» **PROBLEM DETAILS**: Your task is to find every line of the data that holds the string "user" and copy it.

» **DATASET ENTRIES**:
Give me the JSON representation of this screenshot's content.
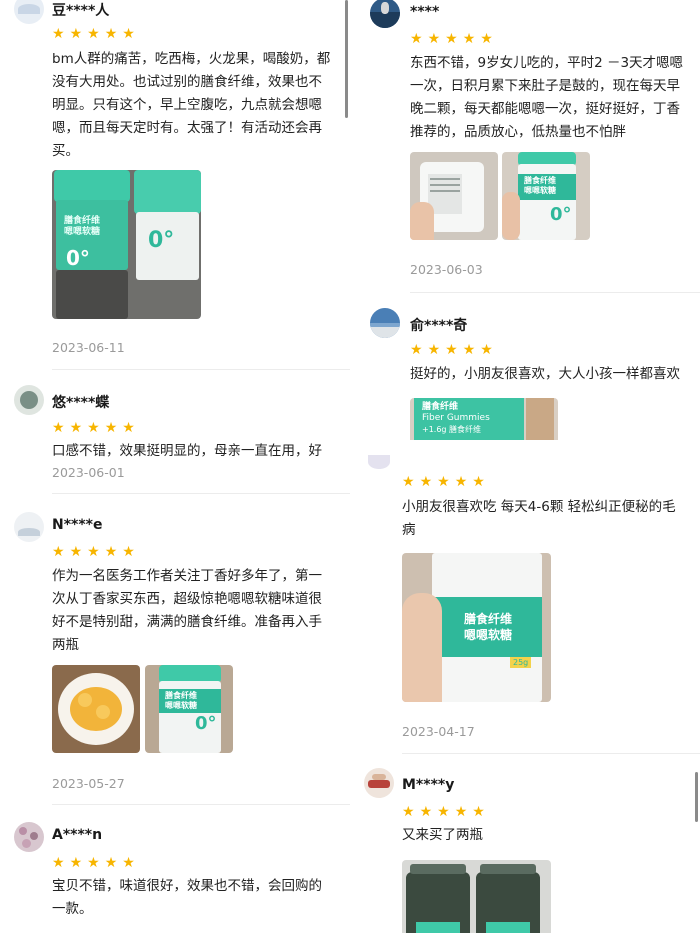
{
  "colors": {
    "star": "#f7b500",
    "brand_teal": "#3fc9a8",
    "date_gray": "#9a9a9a"
  },
  "star_glyph": "★",
  "left_reviews": [
    {
      "user": "豆****人",
      "rating": 5,
      "lines": [
        "bm人群的痛苦，吃西梅，火龙果，喝酸奶，都",
        "没有大用处。也试过别的膳食纤维，效果也不",
        "明显。只有这个，早上空腹吃，九点就会想嗯",
        "嗯，而且每天定时有。太强了！有活动还会再",
        "买。"
      ],
      "date": "2023-06-11"
    },
    {
      "user": "悠****蝶",
      "rating": 5,
      "lines": [
        "口感不错，效果挺明显的，母亲一直在用，好"
      ],
      "date": "2023-06-01"
    },
    {
      "user": "N****e",
      "rating": 5,
      "lines": [
        "作为一名医务工作者关注丁香好多年了，第一",
        "次从丁香家买东西，超级惊艳嗯嗯软糖味道很",
        "好不是特别甜，满满的膳食纤维。准备再入手",
        "两瓶"
      ],
      "date": "2023-05-27"
    },
    {
      "user": "A****n",
      "rating": 5,
      "lines": [
        "宝贝不错，味道很好，效果也不错，会回购的",
        "一款。"
      ]
    }
  ],
  "right_reviews": [
    {
      "user": "****",
      "rating": 5,
      "lines": [
        "东西不错，9岁女儿吃的，平时2 －3天才嗯嗯",
        "一次，日积月累下来肚子是鼓的，现在每天早",
        "晚二颗，每天都能嗯嗯一次，挺好挺好，丁香",
        "推荐的，品质放心，低热量也不怕胖"
      ],
      "date": "2023-06-03"
    },
    {
      "user": "俞****奇",
      "rating": 5,
      "lines": [
        "挺好的，小朋友很喜欢，大人小孩一样都喜欢"
      ]
    },
    {
      "rating": 5,
      "lines": [
        "小朋友很喜欢吃 每天4-6颗 轻松纠正便秘的毛",
        "病"
      ],
      "date": "2023-04-17"
    },
    {
      "user": "M****y",
      "rating": 5,
      "lines": [
        "又来买了两瓶"
      ]
    }
  ],
  "product": {
    "name_line1": "膳食纤维",
    "name_line2": "嗯嗯软糖",
    "english": "Fiber Gummies",
    "big_mark": "0°",
    "fiber_note": "+1.6g 膳食纤维",
    "weight": "25g"
  }
}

» **TASK RESULT**:
      "user": "豆****人",
      "user": "悠****蝶",
      "user": "N****e",
      "user": "A****n",
      "user": "****",
      "user": "俞****奇",
      "user": "M****y",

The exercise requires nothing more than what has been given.